> [YOUR INSTRUCTIONS]:
In the following material, identify every line holding the string "label" and return it.

____

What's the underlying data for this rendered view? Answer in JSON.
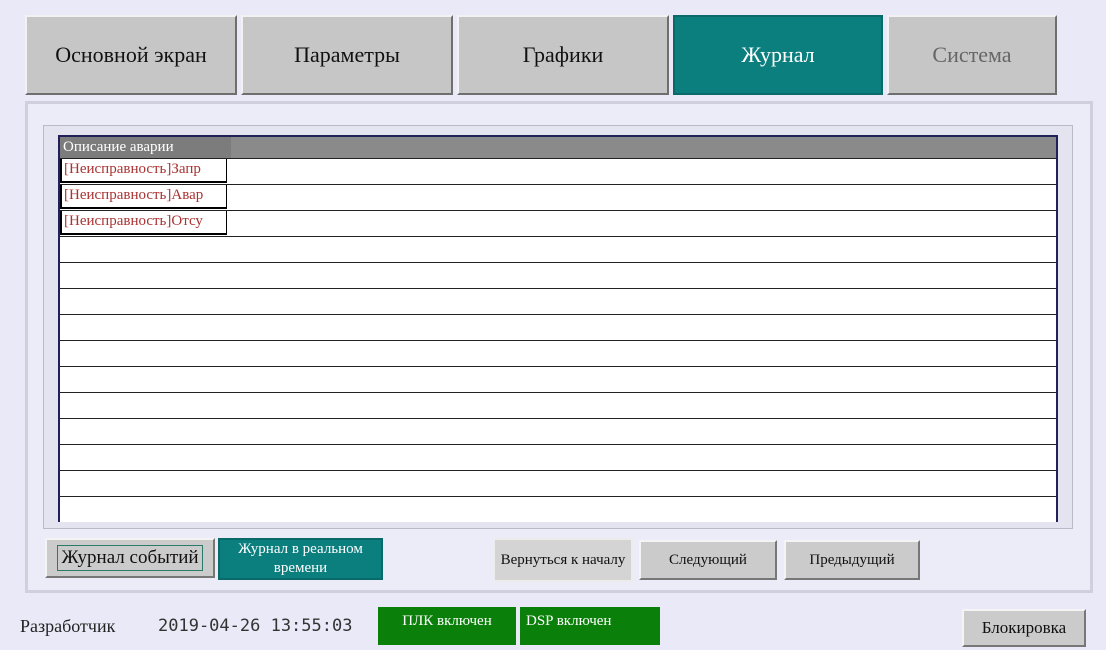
{
  "tabs": [
    {
      "label": "Основной экран",
      "state": "normal"
    },
    {
      "label": "Параметры",
      "state": "normal"
    },
    {
      "label": "Графики",
      "state": "normal"
    },
    {
      "label": "Журнал",
      "state": "active"
    },
    {
      "label": "Система",
      "state": "disabled"
    }
  ],
  "table": {
    "header": "Описание аварии",
    "rows": [
      "[Неисправность]Запр",
      "[Неисправность]Авар",
      "[Неисправность]Отсу",
      "",
      "",
      "",
      "",
      "",
      "",
      "",
      "",
      "",
      "",
      ""
    ]
  },
  "buttons": {
    "event_log": "Журнал событий",
    "realtime_log": "Журнал в реальном времени",
    "go_start": "Вернуться к началу",
    "next": "Следующий",
    "prev": "Предыдущий",
    "lock": "Блокировка"
  },
  "status": {
    "user": "Разработчик",
    "datetime": "2019-04-26 13:55:03",
    "plc": "ПЛК включен",
    "dsp": "DSP включен"
  },
  "colors": {
    "active_tab": "#0b7e7e",
    "status_ok": "#0a800a",
    "fault_text": "#a33333"
  }
}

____

> [RESPONSE TO THIS TASK]:
      "label": "Основной экран",
      "label": "Параметры",
      "label": "Графики",
      "label": "Журнал",
      "label": "Система",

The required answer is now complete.